Get the properties of that while loop, and make sure it’s an endless loop in the select condition with function value
true() and give it a nice name.
Next we need to update the 2 new end points
The one on the right will be a ‘Break’
The one on the bottom will be a ‘Continue’
You see both endpoints getting a new icon (with an extra red big dot)
Now get the properties of the decision split and make it an ‘Exclusive’ decision so when the first condition has a match, our decision split is fine, and we get to the next step (without validation of the other conditions).
Go to the ‘Conditions’ tab for the decision and craft it for now like this
Later on we’ll update that ‘Continue’ condition as it needs to validate the ‘task_is_repeatable’ property of the task entity, but for that we need to get the ‘Task’ entity into the BPM!

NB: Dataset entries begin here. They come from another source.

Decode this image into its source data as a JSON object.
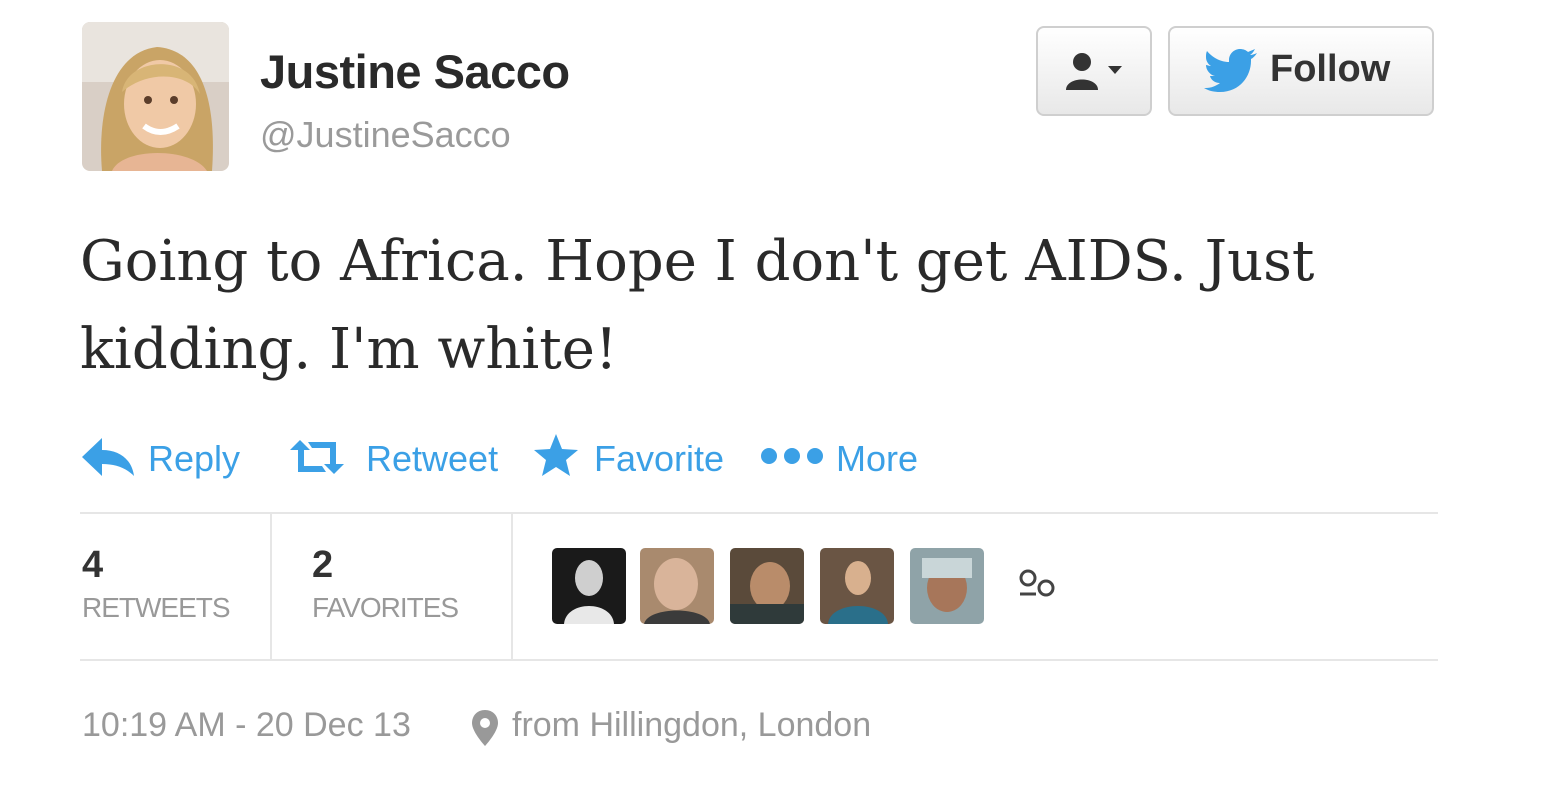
{
  "user": {
    "name": "Justine Sacco",
    "handle": "@JustineSacco"
  },
  "header": {
    "user_menu_icon": "person-dropdown-icon",
    "follow_label": "Follow",
    "follow_icon": "twitter-bird-icon"
  },
  "tweet": {
    "text": "Going to Africa. Hope I don't get AIDS. Just kidding. I'm white!"
  },
  "actions": {
    "reply": "Reply",
    "retweet": "Retweet",
    "favorite": "Favorite",
    "more": "More"
  },
  "stats": {
    "retweets_count": "4",
    "retweets_label": "RETWEETS",
    "favorites_count": "2",
    "favorites_label": "FAVORITES"
  },
  "footer": {
    "timestamp": "10:19 AM - 20 Dec 13",
    "location": "from Hillingdon, London"
  },
  "colors": {
    "link_blue": "#3ba0e6",
    "text_dark": "#2a2a2a",
    "text_muted": "#999999"
  }
}
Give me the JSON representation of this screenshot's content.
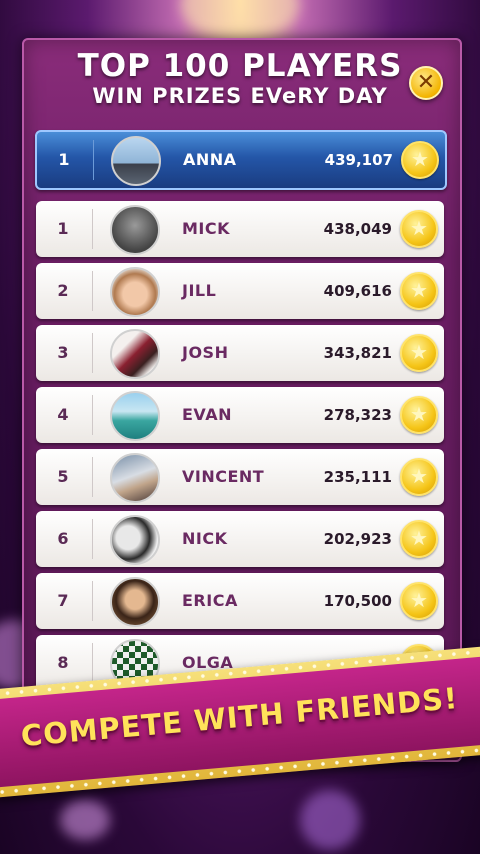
{
  "header": {
    "title": "TOP 100 PLAYERS",
    "subtitle": "WIN PRIZES EVeRY DAY",
    "close_label": "✕"
  },
  "current_player": {
    "rank": "1",
    "name": "ANNA",
    "score": "439,107"
  },
  "leaderboard": [
    {
      "rank": "1",
      "name": "MICK",
      "score": "438,049"
    },
    {
      "rank": "2",
      "name": "JILL",
      "score": "409,616"
    },
    {
      "rank": "3",
      "name": "JOSH",
      "score": "343,821"
    },
    {
      "rank": "4",
      "name": "EVAN",
      "score": "278,323"
    },
    {
      "rank": "5",
      "name": "VINCENT",
      "score": "235,111"
    },
    {
      "rank": "6",
      "name": "NICK",
      "score": "202,923"
    },
    {
      "rank": "7",
      "name": "ERICA",
      "score": "170,500"
    },
    {
      "rank": "8",
      "name": "OLGA",
      "score": ""
    }
  ],
  "banner": {
    "text": "COMPETE WITH FRIENDS!"
  },
  "icons": {
    "coin": "star-coin-icon",
    "close": "close-icon"
  },
  "colors": {
    "accent": "#f5c518",
    "panel": "#6e1f66",
    "highlight": "#2456a8",
    "banner": "#c4258a"
  }
}
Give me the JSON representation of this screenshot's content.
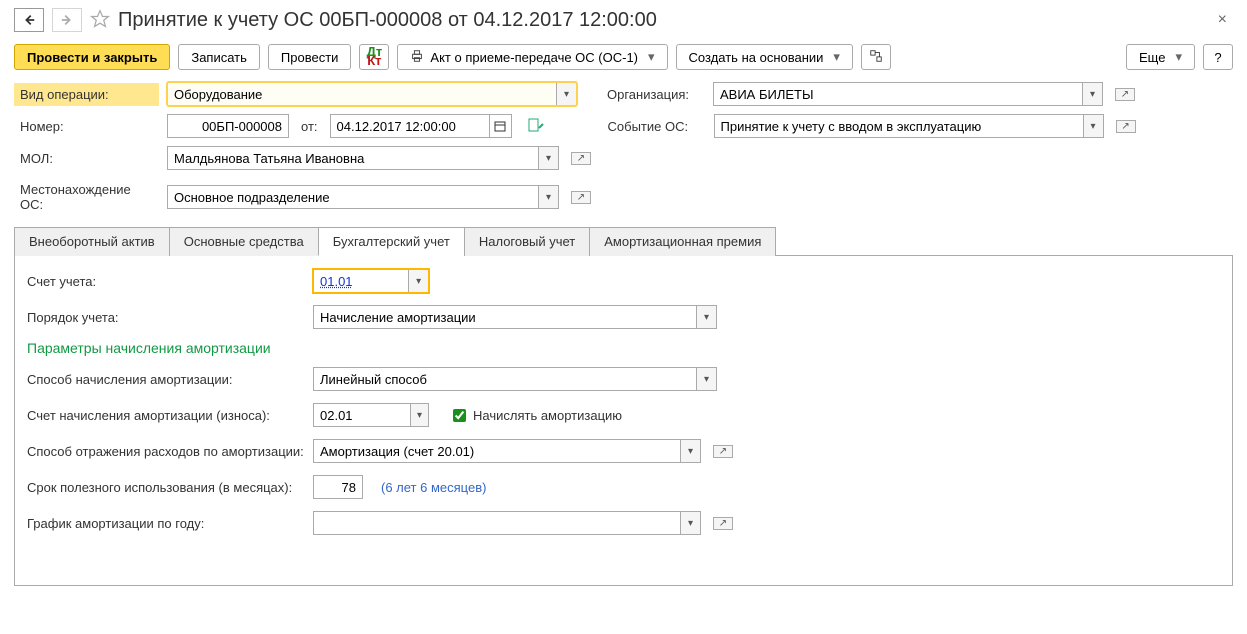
{
  "title": "Принятие к учету ОС 00БП-000008 от 04.12.2017 12:00:00",
  "toolbar": {
    "post_close": "Провести и закрыть",
    "write": "Записать",
    "post": "Провести",
    "act": "Акт о приеме-передаче ОС (ОС-1)",
    "create_based": "Создать на основании",
    "more": "Еще",
    "help": "?"
  },
  "header": {
    "op_type_label": "Вид операции:",
    "op_type_value": "Оборудование",
    "org_label": "Организация:",
    "org_value": "АВИА БИЛЕТЫ",
    "num_label": "Номер:",
    "num_value": "00БП-000008",
    "from_label": "от:",
    "date_value": "04.12.2017 12:00:00",
    "event_label": "Событие ОС:",
    "event_value": "Принятие к учету с вводом в эксплуатацию",
    "mol_label": "МОЛ:",
    "mol_value": "Малдьянова Татьяна Ивановна",
    "loc_label": "Местонахождение ОС:",
    "loc_value": "Основное подразделение"
  },
  "tabs": [
    "Внеоборотный актив",
    "Основные средства",
    "Бухгалтерский учет",
    "Налоговый учет",
    "Амортизационная премия"
  ],
  "panel": {
    "account_label": "Счет учета:",
    "account_value": "01.01",
    "proc_label": "Порядок учета:",
    "proc_value": "Начисление амортизации",
    "section": "Параметры начисления амортизации",
    "method_label": "Способ начисления амортизации:",
    "method_value": "Линейный способ",
    "amort_acc_label": "Счет начисления амортизации (износа):",
    "amort_acc_value": "02.01",
    "calc_amort_label": "Начислять амортизацию",
    "expense_label": "Способ отражения расходов по амортизации:",
    "expense_value": "Амортизация (счет 20.01)",
    "life_label": "Срок полезного использования (в месяцах):",
    "life_value": "78",
    "life_hint": "(6 лет 6 месяцев)",
    "sched_label": "График амортизации по году:",
    "sched_value": ""
  }
}
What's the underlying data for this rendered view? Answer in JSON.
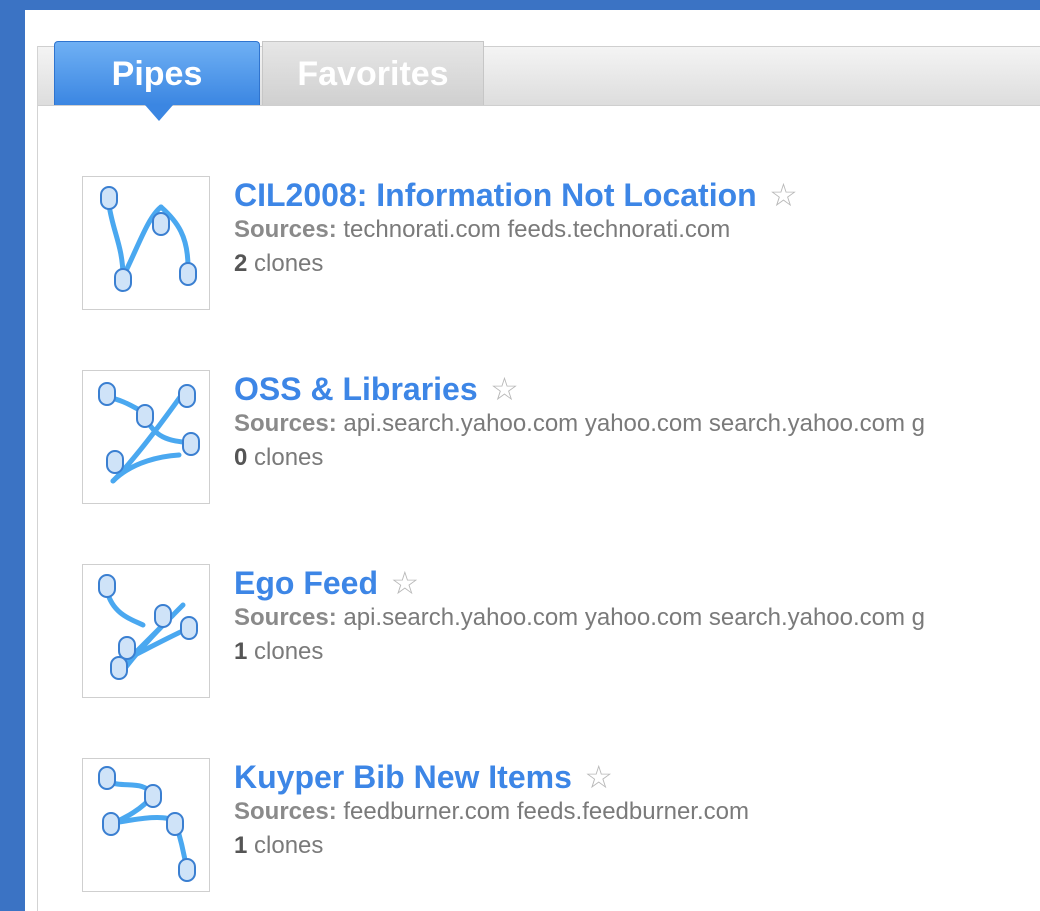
{
  "tabs": [
    {
      "label": "Pipes",
      "active": true
    },
    {
      "label": "Favorites",
      "active": false
    }
  ],
  "sources_label": "Sources:",
  "clones_suffix": "clones",
  "star_glyph": "☆",
  "pipes": [
    {
      "title": "CIL2008: Information Not Location",
      "sources": "technorati.com feeds.technorati.com",
      "clones": "2"
    },
    {
      "title": "OSS & Libraries",
      "sources": "api.search.yahoo.com yahoo.com search.yahoo.com g",
      "clones": "0"
    },
    {
      "title": "Ego Feed",
      "sources": "api.search.yahoo.com yahoo.com search.yahoo.com g",
      "clones": "1"
    },
    {
      "title": "Kuyper Bib New Items",
      "sources": "feedburner.com feeds.feedburner.com",
      "clones": "1"
    }
  ],
  "colors": {
    "background": "#3b73c4",
    "link": "#3d86e6",
    "tab_active": "#3b86e2",
    "pipe_stroke": "#4aa8f0"
  },
  "icons": {
    "pipe_thumbnail": "pipe-diagram-icon",
    "favorite": "star-outline-icon"
  }
}
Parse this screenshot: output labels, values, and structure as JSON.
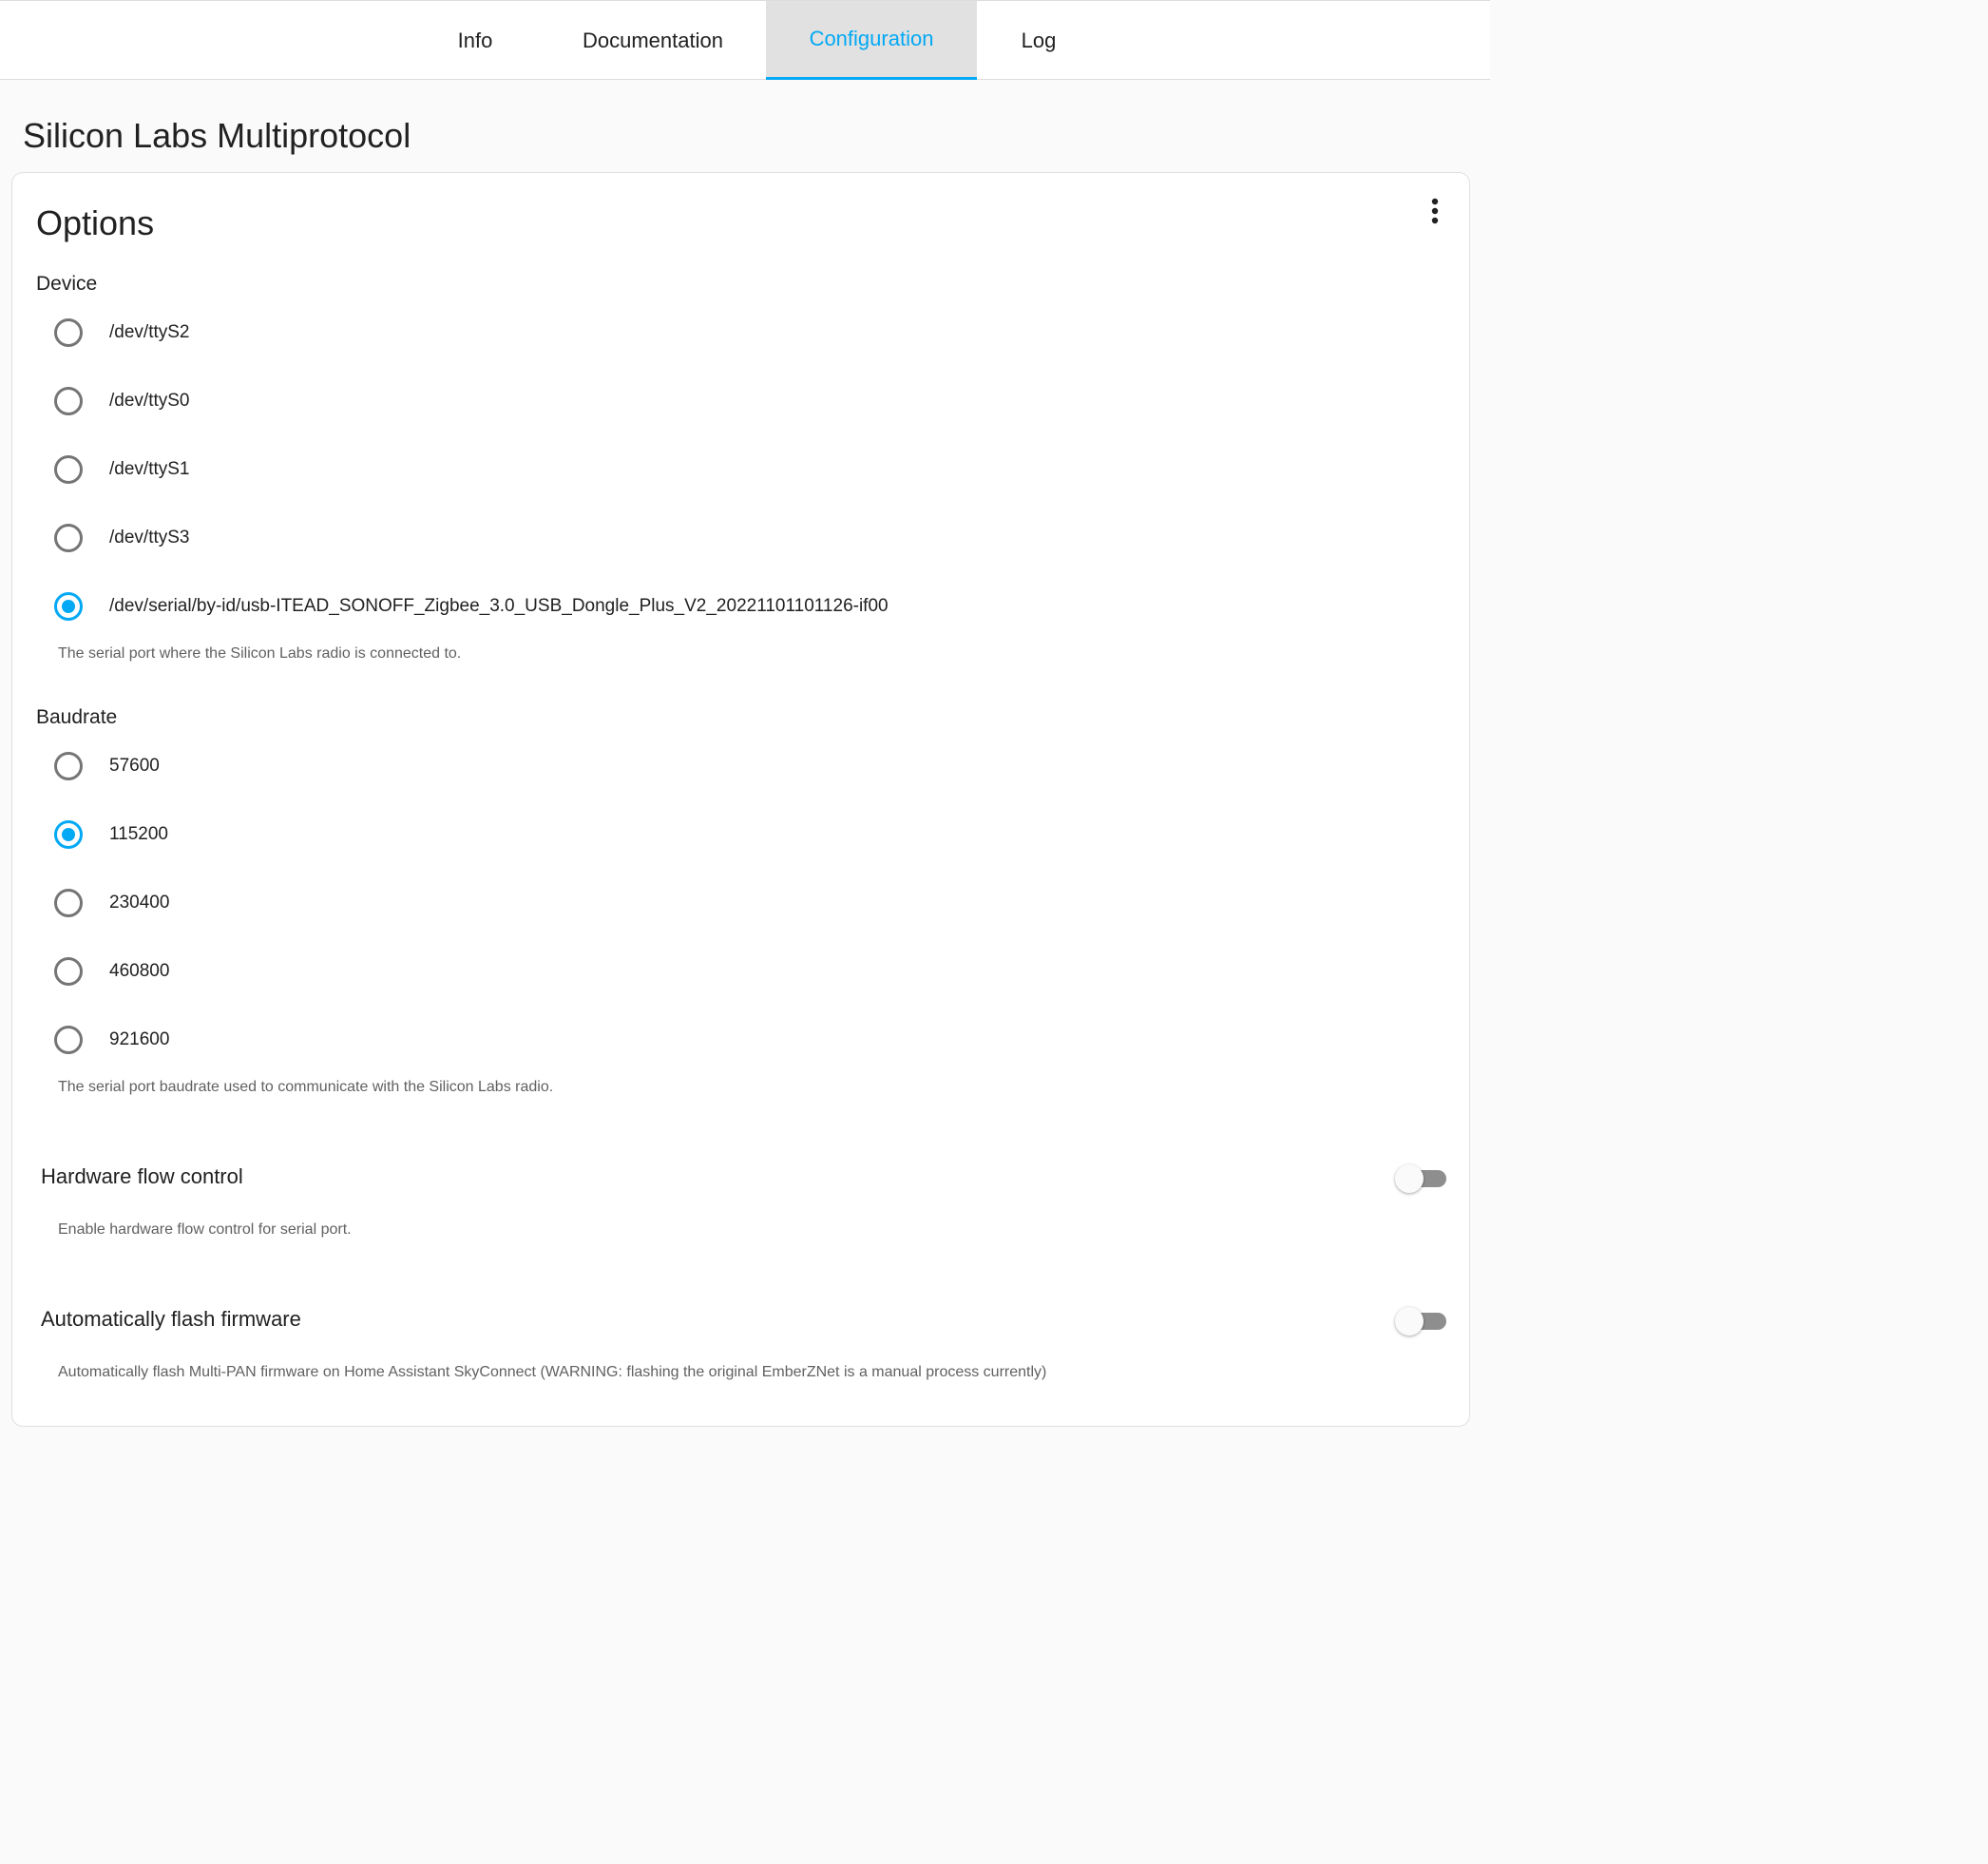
{
  "tabs": [
    {
      "label": "Info",
      "active": false
    },
    {
      "label": "Documentation",
      "active": false
    },
    {
      "label": "Configuration",
      "active": true
    },
    {
      "label": "Log",
      "active": false
    }
  ],
  "page_title": "Silicon Labs Multiprotocol",
  "card": {
    "title": "Options",
    "menu_icon": "more-vertical-icon"
  },
  "device": {
    "label": "Device",
    "options": [
      {
        "label": "/dev/ttyS2",
        "checked": false
      },
      {
        "label": "/dev/ttyS0",
        "checked": false
      },
      {
        "label": "/dev/ttyS1",
        "checked": false
      },
      {
        "label": "/dev/ttyS3",
        "checked": false
      },
      {
        "label": "/dev/serial/by-id/usb-ITEAD_SONOFF_Zigbee_3.0_USB_Dongle_Plus_V2_20221101101126-if00",
        "checked": true
      }
    ],
    "helper": "The serial port where the Silicon Labs radio is connected to."
  },
  "baudrate": {
    "label": "Baudrate",
    "options": [
      {
        "label": "57600",
        "checked": false
      },
      {
        "label": "115200",
        "checked": true
      },
      {
        "label": "230400",
        "checked": false
      },
      {
        "label": "460800",
        "checked": false
      },
      {
        "label": "921600",
        "checked": false
      }
    ],
    "helper": "The serial port baudrate used to communicate with the Silicon Labs radio."
  },
  "hardware_flow_control": {
    "label": "Hardware flow control",
    "enabled": false,
    "helper": "Enable hardware flow control for serial port."
  },
  "auto_flash": {
    "label": "Automatically flash firmware",
    "enabled": false,
    "helper": "Automatically flash Multi-PAN firmware on Home Assistant SkyConnect (WARNING: flashing the original EmberZNet is a manual process currently)"
  },
  "colors": {
    "accent": "#03a9f4",
    "active_tab_bg": "#e1e1e1",
    "switch_off_track": "#8e8e8e"
  }
}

Your end-result looks like this, and you should also be able to ‘debug’ the BPM (
<Ctrl>+<F12>) and see it’s looping continuously.
Ready for the next step?
Back to our BPM model where we need to drag & drop our ‘ReadTask’ webservice operation! This one can be found in the ‘Insert’ tab in the bottom where you can open the ‘Web Service Operations’ accordion tab and search for ‘Task’…Check the image!
Next step is to make sure this service gets some input, so we can get a result from it…We already saw it’s sufficient to pass the ‘ItemId’ of the task and that value is available in the BPM during startup in the element called ‘rootEntityInstanceId’. We just need to make the mapping correct in the ‘Message Map’ (open it from that tab in the bottom of the BPM model)
We know the service operation is already working so let’s publish it and do a quick test shall we!?
From our PIM artifact we should be able to check the output message for the webservice call…
Well…Looks fine to me…Now we just need to update our condition in the decision point with a real simple condition like this (might look a little different on your environment with the namespaces):
It just grabs the ‘Is repeatable’ value of our ‘Task’ entity and matches it with the value ‘true’. So, when that value is ‘false’ it will drop to our ‘Break’ endpoint and when ‘true’ it will return to the ‘Readtask’ activity as we already tested.
Ok…Deploy and test in runtime…You’ll be fine (I believe in you!)
Do a debug session on your BPM with (
To make that ‘Readtask’ work in debug mode you need make sure the ‘ItemId’ is filled with a fixed value as we don’t have a ‘rootEntityInstanceId’ value available in debug mode!
Enable monitoring on the BPM model properties
After a change in the BPM, do a save, do a ‘Validate and Build’ (
<F9>) and publish it again (there’s some caching involved from what I experience)
And that’s it my AppWorks friends…Our “DONE” for this post where we learned more about the while-loop in a BPM and much more like:
- Calling a BPM from an action button (via a Rule)
- Calling an entity webservice from a BPM
- And learning about the importance of a lifecycle-task layout!
Have a great weekend, and I see you (as always) in the next one.